**Task goal**
From the entries, return every line where the string "true" shows up.

□ □ □ □ □ □ □

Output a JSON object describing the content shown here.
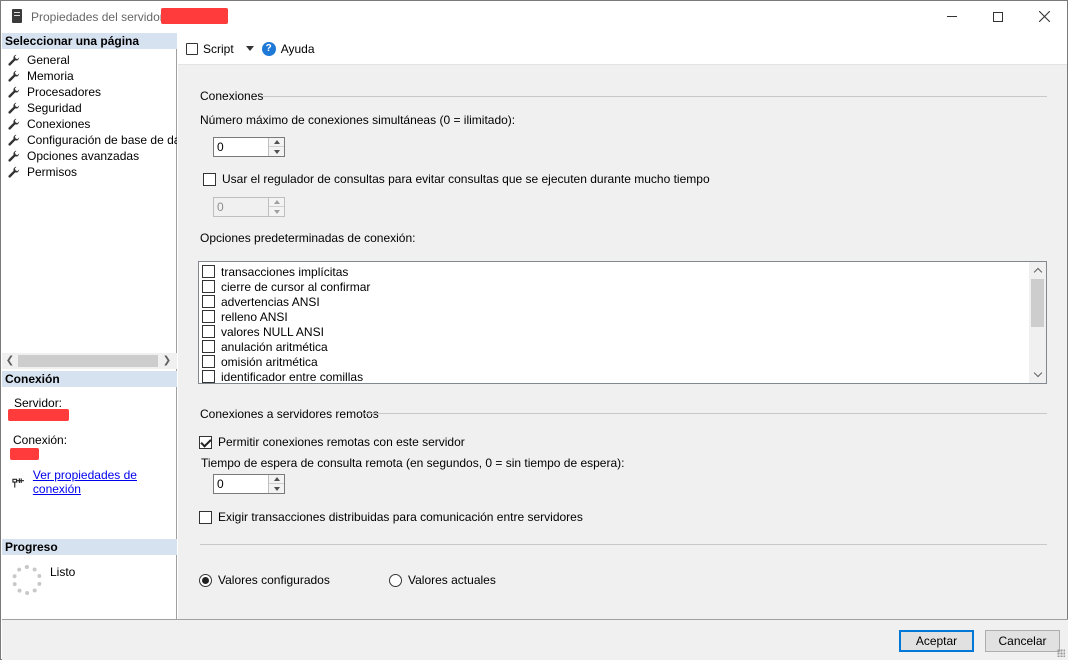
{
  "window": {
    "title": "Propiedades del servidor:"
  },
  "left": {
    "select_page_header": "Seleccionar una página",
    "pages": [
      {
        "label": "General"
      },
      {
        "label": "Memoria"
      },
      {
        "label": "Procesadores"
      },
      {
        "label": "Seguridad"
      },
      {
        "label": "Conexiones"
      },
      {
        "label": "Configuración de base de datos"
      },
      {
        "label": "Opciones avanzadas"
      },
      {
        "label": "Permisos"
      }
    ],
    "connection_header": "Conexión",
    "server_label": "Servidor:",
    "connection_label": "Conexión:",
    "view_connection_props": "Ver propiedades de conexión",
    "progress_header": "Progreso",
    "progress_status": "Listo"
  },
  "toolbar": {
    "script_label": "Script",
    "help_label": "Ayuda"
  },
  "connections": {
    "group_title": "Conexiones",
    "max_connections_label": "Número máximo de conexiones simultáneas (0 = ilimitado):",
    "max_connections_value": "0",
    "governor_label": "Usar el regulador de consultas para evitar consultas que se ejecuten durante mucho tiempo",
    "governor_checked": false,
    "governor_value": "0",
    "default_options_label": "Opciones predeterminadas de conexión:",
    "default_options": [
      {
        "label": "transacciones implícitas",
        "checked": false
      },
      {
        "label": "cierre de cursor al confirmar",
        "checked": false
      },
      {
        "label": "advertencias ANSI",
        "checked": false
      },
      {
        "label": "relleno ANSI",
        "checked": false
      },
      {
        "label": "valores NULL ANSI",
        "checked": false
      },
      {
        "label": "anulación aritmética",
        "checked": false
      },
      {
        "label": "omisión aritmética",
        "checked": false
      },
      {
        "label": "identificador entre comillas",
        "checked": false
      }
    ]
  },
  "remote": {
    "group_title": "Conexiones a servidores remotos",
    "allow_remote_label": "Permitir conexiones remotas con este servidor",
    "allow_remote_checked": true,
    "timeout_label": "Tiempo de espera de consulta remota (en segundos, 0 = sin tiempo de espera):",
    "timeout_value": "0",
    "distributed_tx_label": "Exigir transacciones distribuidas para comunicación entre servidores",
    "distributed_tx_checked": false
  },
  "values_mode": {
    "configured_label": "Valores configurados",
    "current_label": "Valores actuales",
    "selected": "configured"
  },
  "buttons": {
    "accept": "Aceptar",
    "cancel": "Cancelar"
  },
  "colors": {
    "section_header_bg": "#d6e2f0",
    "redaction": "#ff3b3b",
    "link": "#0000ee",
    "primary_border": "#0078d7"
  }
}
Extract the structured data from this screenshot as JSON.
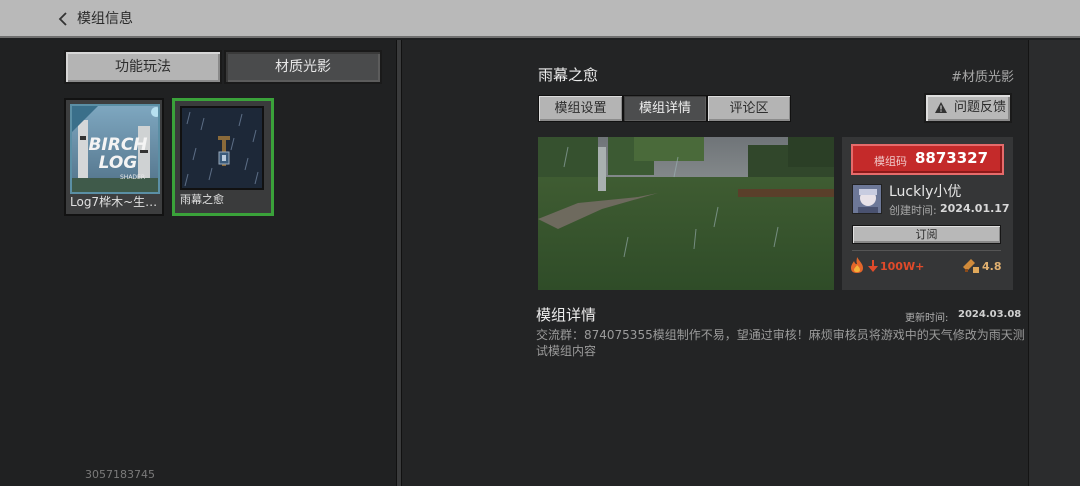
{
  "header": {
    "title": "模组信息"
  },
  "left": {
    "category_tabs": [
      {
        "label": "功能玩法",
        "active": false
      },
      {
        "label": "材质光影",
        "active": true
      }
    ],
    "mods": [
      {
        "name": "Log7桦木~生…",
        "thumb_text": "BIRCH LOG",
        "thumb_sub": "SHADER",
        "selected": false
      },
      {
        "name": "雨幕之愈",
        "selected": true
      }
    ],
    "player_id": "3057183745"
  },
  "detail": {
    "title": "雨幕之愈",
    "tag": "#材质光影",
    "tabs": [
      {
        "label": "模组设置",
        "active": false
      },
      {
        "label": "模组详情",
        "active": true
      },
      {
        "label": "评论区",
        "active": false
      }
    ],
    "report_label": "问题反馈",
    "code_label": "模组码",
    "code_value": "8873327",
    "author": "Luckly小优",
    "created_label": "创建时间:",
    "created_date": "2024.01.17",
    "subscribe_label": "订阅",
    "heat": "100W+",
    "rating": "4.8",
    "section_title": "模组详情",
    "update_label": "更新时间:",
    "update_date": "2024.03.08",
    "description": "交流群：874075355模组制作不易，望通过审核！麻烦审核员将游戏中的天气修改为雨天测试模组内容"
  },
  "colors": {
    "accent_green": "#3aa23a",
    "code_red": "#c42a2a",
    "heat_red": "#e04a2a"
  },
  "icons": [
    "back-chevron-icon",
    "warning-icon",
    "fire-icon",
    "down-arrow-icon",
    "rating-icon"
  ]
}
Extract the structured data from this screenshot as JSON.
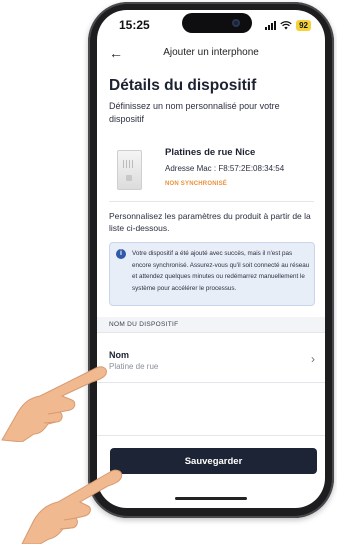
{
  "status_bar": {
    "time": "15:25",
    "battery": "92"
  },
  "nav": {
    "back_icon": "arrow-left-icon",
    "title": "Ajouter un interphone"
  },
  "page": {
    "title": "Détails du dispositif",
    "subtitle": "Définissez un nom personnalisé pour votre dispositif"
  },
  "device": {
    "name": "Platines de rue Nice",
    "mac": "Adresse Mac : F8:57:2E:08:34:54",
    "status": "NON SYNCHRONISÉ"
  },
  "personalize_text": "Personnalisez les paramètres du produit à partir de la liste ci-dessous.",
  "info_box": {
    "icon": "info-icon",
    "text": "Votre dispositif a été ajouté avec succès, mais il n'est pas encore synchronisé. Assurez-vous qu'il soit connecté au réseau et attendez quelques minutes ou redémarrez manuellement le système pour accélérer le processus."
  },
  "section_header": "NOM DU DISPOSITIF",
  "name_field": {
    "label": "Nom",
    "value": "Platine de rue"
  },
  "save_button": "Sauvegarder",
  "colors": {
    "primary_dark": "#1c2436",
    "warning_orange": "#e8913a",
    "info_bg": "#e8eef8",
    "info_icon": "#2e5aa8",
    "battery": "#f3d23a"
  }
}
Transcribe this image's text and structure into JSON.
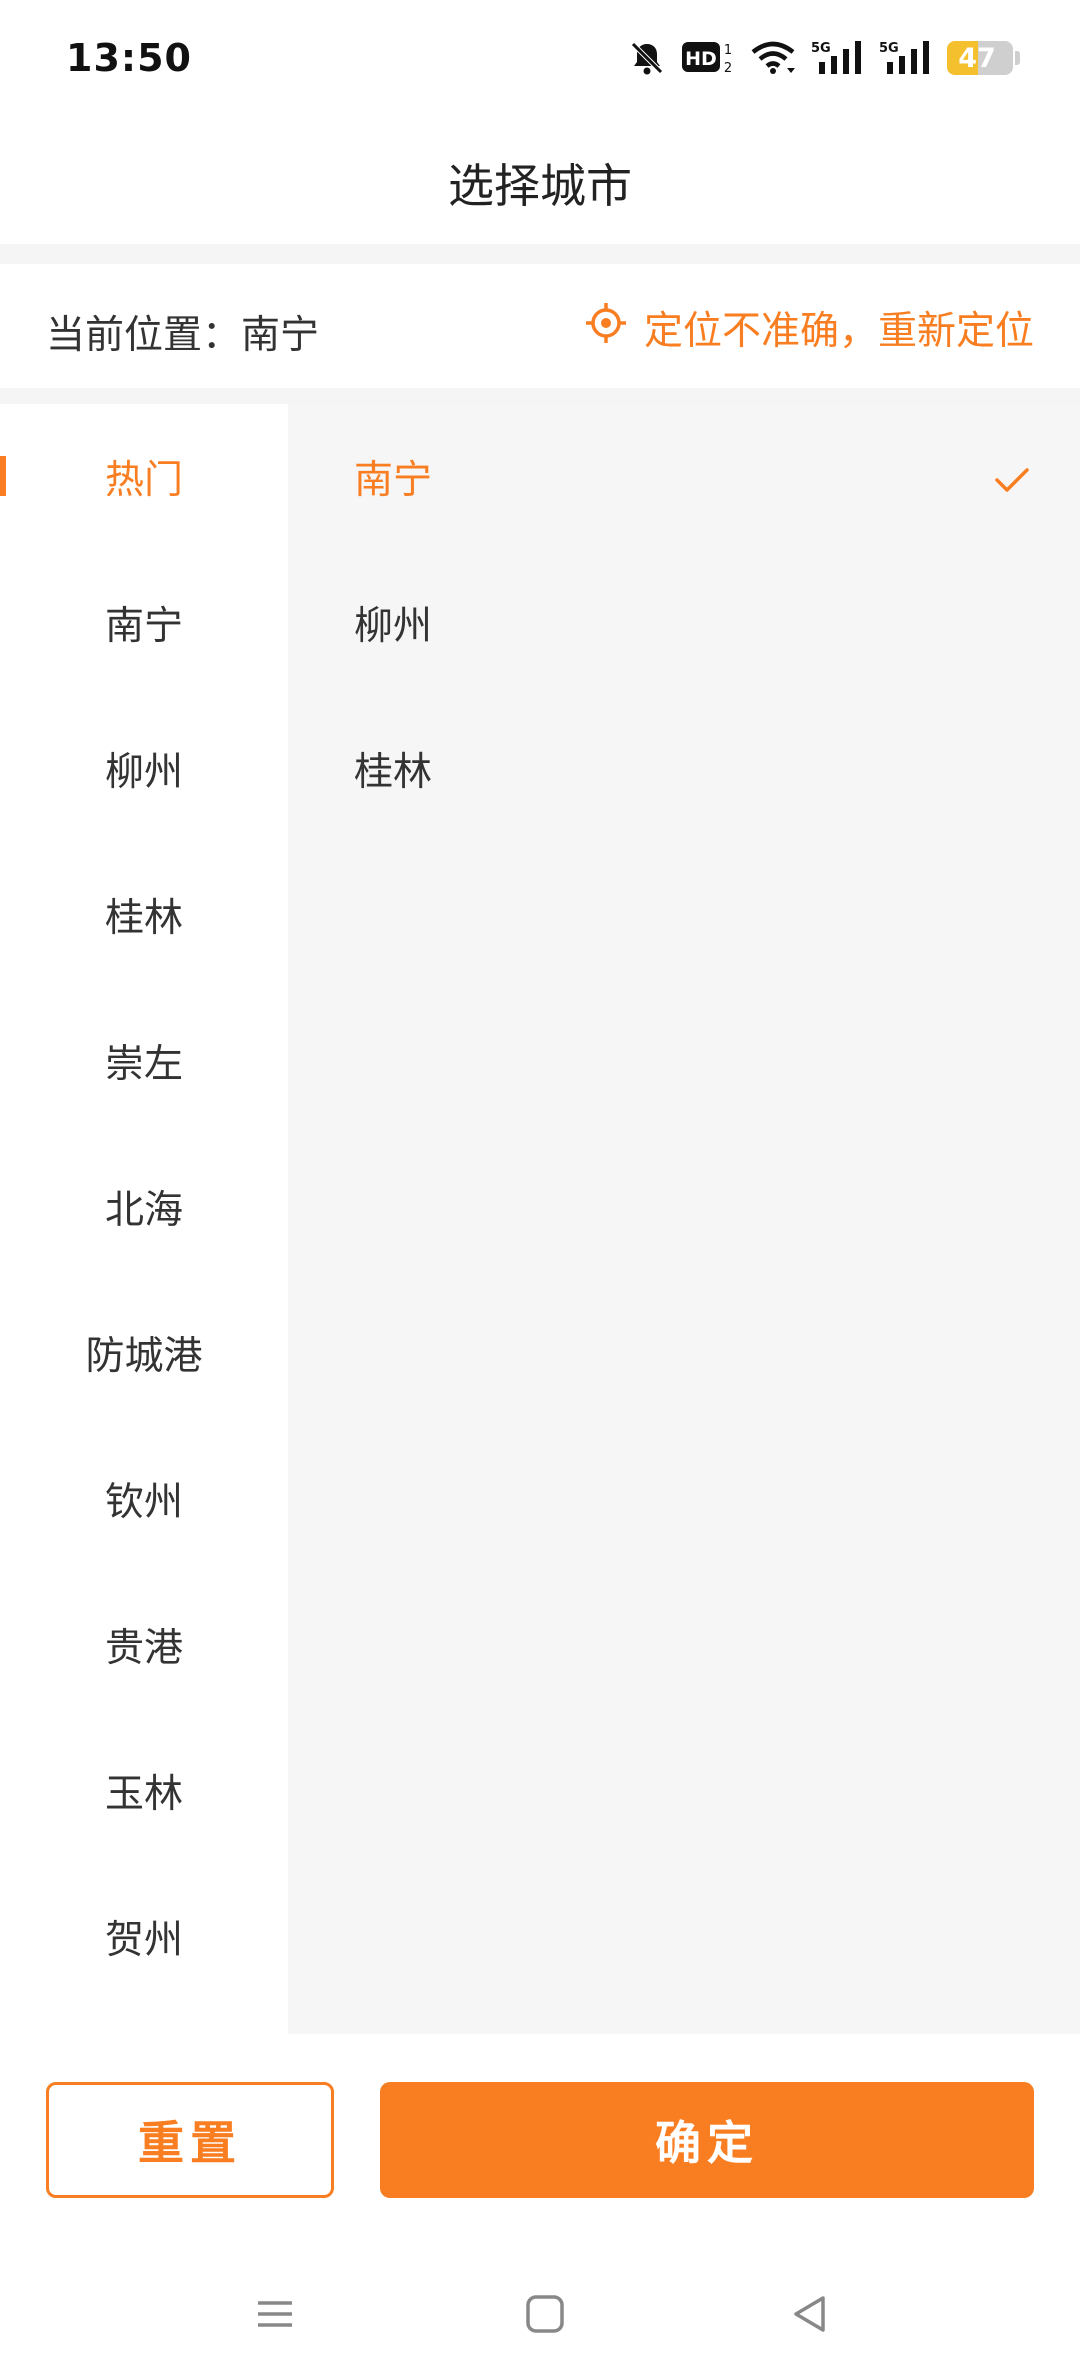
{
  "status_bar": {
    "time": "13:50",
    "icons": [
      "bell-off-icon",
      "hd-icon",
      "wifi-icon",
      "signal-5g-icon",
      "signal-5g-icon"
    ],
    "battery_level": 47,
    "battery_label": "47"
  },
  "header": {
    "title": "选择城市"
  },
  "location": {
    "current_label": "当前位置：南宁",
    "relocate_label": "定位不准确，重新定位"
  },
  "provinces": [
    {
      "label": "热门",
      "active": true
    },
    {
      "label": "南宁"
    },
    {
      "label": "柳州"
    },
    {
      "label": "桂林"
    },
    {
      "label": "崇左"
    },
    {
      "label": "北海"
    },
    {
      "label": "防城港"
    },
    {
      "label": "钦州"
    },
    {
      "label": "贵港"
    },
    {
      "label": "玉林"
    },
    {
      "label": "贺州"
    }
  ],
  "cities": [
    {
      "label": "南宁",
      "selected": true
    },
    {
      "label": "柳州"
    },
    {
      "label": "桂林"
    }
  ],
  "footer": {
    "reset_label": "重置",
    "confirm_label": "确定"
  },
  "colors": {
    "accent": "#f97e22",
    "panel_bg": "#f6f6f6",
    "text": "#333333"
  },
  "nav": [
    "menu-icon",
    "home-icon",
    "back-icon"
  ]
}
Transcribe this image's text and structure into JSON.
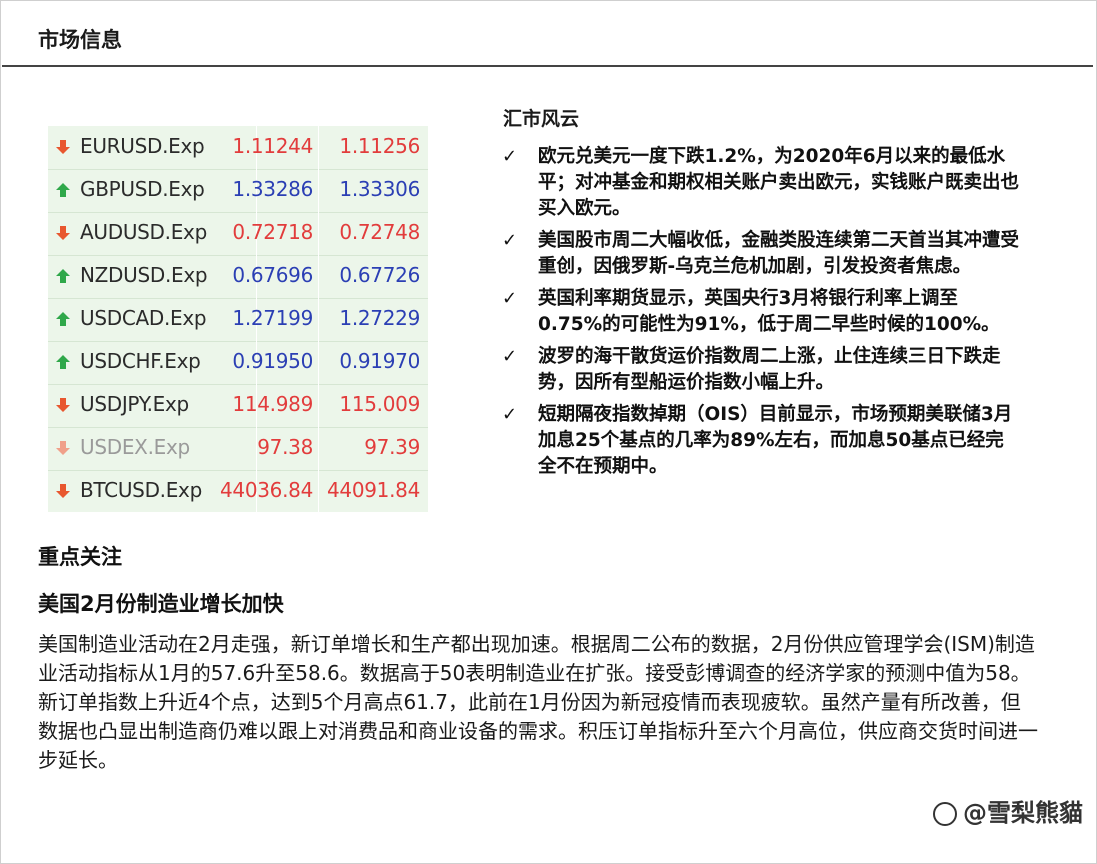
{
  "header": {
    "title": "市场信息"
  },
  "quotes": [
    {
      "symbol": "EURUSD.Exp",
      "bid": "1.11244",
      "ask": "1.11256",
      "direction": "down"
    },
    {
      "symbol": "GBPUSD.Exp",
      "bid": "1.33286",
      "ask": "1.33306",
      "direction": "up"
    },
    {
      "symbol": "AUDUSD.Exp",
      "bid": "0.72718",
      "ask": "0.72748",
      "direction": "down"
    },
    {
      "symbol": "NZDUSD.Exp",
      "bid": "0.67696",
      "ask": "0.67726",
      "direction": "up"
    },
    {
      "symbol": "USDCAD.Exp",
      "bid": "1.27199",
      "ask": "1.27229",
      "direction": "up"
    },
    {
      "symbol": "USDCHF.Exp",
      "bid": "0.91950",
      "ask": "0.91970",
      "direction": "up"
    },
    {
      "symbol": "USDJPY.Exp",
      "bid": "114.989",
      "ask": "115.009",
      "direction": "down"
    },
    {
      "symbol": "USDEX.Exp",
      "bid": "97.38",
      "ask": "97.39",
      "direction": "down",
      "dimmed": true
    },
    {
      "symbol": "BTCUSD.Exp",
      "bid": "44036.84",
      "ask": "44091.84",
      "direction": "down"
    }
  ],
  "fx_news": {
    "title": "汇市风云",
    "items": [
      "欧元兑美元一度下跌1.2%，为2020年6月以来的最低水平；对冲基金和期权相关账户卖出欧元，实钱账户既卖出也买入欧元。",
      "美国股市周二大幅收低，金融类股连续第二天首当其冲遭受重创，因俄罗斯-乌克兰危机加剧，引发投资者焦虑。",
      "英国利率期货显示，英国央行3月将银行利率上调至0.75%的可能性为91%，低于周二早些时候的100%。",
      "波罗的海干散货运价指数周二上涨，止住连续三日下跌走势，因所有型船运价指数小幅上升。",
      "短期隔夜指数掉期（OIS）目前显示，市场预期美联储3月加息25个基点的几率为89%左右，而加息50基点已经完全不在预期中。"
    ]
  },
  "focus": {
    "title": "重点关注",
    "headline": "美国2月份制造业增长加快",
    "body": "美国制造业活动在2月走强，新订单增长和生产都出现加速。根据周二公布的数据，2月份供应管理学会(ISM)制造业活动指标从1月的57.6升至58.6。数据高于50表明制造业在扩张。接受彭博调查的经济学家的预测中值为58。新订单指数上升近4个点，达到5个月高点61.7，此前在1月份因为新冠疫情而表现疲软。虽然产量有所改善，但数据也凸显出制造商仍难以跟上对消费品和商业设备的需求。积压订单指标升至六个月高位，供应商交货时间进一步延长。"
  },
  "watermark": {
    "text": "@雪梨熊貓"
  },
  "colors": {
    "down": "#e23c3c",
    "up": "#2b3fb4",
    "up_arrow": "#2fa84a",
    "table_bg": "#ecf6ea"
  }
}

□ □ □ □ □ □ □

**Your response**
    "allow_remote_checked": true,
        "active": true
        "selected": true
        "active": true
      "active": true
      "selected": true
      "dimmed": true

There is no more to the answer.